WHAT YOU SHOULD DO: Show all lines containing "File" from the data below.

SOURCE DATA:

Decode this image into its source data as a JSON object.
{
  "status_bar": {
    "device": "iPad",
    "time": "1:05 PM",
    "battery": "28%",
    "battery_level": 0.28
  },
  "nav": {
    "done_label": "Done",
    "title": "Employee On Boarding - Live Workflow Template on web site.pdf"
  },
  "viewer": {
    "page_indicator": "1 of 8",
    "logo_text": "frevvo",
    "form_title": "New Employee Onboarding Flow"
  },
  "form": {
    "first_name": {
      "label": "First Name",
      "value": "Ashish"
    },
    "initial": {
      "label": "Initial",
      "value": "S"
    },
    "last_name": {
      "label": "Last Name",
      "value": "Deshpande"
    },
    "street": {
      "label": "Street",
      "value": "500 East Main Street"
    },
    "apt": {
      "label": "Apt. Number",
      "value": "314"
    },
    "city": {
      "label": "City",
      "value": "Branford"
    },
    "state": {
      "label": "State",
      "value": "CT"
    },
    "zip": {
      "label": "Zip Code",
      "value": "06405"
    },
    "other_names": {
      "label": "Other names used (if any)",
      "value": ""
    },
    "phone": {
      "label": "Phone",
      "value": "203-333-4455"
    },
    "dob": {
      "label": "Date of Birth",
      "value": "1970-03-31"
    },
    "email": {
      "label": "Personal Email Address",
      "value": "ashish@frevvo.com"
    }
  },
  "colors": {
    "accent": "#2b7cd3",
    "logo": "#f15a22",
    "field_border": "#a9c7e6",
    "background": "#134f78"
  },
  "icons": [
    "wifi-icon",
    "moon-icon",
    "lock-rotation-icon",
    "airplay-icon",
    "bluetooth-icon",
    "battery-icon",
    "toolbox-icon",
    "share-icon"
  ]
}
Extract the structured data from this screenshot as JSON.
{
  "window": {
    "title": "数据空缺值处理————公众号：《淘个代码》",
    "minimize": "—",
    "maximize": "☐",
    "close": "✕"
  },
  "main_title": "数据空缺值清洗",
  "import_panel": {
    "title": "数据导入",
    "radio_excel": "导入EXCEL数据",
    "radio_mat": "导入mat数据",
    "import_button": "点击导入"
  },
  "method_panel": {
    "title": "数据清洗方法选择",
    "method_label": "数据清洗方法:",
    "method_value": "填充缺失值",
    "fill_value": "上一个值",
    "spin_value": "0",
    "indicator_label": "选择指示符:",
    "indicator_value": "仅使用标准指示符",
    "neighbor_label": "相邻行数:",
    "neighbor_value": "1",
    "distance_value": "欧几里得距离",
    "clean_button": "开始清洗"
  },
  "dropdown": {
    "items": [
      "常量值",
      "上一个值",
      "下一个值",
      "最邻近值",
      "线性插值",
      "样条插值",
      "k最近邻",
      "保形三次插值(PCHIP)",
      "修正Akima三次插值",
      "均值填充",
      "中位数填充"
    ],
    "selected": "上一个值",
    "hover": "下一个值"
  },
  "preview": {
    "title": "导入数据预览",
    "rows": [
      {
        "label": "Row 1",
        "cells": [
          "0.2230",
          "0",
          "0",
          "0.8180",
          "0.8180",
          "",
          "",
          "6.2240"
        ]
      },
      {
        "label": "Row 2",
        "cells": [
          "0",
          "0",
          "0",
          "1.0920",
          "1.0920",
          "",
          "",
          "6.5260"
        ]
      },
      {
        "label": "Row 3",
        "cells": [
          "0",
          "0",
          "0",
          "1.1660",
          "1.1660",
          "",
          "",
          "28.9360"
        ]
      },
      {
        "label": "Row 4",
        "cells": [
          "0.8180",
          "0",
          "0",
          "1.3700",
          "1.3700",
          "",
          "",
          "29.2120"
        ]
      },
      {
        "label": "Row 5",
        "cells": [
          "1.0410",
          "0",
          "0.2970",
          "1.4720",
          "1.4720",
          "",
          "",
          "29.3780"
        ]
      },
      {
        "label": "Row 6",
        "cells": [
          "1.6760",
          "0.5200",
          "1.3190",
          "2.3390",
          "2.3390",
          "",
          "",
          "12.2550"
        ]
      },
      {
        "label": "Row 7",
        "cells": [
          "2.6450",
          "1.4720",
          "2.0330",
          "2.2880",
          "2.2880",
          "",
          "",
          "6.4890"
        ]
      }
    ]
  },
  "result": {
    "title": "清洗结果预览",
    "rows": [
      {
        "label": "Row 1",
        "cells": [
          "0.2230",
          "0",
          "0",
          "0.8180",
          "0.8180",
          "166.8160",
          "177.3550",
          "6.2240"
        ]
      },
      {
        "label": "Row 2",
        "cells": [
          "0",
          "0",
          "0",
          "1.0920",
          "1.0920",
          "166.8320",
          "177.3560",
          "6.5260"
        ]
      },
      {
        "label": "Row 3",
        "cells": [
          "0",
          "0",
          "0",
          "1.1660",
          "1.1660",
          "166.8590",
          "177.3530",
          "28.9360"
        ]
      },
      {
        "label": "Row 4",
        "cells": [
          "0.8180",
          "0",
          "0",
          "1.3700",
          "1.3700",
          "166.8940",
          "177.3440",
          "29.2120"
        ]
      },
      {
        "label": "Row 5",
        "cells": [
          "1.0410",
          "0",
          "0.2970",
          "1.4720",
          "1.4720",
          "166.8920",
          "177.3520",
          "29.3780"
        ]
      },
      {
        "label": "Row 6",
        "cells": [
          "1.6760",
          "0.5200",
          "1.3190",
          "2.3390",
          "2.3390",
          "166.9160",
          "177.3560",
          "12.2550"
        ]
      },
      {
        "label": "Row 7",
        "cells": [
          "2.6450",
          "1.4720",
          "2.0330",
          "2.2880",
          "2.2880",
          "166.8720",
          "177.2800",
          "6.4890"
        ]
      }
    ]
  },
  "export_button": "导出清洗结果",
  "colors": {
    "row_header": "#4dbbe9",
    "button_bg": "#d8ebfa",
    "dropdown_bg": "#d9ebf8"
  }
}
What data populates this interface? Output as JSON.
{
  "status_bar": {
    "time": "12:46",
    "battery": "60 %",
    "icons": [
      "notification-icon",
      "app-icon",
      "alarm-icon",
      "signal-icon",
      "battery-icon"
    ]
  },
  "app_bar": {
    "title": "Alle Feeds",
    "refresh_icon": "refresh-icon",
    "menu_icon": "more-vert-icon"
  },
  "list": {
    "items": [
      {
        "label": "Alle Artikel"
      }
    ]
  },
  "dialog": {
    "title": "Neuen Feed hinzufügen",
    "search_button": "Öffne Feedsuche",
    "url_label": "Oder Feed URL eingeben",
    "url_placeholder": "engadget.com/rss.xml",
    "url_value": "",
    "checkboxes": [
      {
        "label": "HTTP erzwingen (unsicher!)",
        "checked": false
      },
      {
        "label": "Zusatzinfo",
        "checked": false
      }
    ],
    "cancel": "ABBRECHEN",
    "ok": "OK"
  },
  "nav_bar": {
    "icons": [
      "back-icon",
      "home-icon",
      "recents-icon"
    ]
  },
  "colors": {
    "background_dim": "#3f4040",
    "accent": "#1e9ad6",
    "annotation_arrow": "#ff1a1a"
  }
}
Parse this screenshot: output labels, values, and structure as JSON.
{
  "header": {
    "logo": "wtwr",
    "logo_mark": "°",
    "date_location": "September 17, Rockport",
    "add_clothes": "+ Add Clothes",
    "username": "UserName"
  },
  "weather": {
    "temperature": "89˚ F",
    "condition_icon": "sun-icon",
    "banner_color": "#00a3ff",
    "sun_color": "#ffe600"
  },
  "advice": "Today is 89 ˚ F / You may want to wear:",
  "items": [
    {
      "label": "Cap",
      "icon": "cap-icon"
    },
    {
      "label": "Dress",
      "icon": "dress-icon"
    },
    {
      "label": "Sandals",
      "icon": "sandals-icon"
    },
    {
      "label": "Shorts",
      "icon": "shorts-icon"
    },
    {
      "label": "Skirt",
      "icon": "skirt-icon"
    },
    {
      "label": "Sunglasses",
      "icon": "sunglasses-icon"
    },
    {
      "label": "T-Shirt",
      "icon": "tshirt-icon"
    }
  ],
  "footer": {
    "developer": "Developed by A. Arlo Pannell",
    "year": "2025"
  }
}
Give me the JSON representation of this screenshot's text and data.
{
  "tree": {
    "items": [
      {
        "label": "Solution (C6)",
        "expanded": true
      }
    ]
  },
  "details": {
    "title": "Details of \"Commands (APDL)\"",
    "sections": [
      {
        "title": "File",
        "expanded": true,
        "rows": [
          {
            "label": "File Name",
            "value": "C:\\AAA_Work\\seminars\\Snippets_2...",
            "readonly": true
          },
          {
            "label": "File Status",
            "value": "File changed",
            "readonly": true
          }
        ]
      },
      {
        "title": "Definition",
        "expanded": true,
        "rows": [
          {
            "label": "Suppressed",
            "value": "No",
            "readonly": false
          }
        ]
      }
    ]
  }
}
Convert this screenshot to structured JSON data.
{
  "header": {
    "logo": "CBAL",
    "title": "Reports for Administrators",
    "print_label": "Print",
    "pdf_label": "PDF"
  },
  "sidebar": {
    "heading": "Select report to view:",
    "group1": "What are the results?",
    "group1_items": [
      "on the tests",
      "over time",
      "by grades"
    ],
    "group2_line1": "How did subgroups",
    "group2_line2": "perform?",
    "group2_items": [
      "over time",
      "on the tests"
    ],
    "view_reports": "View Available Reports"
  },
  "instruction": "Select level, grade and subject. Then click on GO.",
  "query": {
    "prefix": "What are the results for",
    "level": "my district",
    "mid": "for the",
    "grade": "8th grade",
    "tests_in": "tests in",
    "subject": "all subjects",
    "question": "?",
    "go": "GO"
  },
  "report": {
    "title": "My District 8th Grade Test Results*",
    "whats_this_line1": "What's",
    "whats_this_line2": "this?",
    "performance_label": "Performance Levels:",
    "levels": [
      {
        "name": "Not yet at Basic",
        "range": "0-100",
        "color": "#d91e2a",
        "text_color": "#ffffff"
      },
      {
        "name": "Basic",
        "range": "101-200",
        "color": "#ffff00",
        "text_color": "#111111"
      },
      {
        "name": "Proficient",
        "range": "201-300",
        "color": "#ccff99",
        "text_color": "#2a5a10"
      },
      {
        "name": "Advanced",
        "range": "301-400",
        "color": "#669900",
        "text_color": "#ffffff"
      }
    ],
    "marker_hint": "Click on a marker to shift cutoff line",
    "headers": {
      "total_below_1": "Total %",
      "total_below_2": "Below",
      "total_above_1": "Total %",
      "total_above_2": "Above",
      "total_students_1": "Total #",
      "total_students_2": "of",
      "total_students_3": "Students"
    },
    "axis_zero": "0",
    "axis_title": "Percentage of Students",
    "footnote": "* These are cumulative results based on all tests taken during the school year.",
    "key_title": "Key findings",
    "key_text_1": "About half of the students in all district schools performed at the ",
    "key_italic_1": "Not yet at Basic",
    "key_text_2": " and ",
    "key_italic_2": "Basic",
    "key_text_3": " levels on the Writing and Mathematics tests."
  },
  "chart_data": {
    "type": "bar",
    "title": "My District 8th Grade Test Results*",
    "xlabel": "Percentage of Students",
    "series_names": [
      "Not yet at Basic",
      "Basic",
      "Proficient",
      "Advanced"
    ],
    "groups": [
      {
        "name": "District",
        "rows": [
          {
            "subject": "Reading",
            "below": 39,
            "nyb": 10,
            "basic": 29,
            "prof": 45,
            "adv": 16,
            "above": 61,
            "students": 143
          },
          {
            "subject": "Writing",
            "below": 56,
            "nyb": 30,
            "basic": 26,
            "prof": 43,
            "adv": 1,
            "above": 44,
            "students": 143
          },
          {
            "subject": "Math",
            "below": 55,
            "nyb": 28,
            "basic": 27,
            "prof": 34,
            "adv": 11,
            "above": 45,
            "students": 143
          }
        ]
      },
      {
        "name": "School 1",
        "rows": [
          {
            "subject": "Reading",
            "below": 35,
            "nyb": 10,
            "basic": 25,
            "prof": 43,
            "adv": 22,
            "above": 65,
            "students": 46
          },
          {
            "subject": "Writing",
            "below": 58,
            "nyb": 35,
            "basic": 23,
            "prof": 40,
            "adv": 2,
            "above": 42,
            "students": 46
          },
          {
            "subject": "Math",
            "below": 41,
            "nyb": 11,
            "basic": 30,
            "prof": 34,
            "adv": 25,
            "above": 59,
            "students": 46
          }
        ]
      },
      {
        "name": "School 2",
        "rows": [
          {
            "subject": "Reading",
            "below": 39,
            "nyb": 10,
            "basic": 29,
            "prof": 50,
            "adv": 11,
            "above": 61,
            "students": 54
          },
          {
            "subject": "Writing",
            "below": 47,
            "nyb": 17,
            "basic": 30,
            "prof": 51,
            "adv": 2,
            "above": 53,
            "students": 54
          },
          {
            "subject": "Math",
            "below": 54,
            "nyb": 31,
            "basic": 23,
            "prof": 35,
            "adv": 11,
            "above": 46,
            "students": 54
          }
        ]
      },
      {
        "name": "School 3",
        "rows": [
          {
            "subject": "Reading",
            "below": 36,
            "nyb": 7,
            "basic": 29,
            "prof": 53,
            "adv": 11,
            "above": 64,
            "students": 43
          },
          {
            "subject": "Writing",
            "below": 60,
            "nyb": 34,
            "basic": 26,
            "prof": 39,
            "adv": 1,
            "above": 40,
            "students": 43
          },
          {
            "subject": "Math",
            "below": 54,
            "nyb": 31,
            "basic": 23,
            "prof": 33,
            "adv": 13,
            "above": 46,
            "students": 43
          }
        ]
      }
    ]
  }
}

SOLUTION:
        "title": "File",
            "label": "File Name",
            "label": "File Status",
            "value": "File changed",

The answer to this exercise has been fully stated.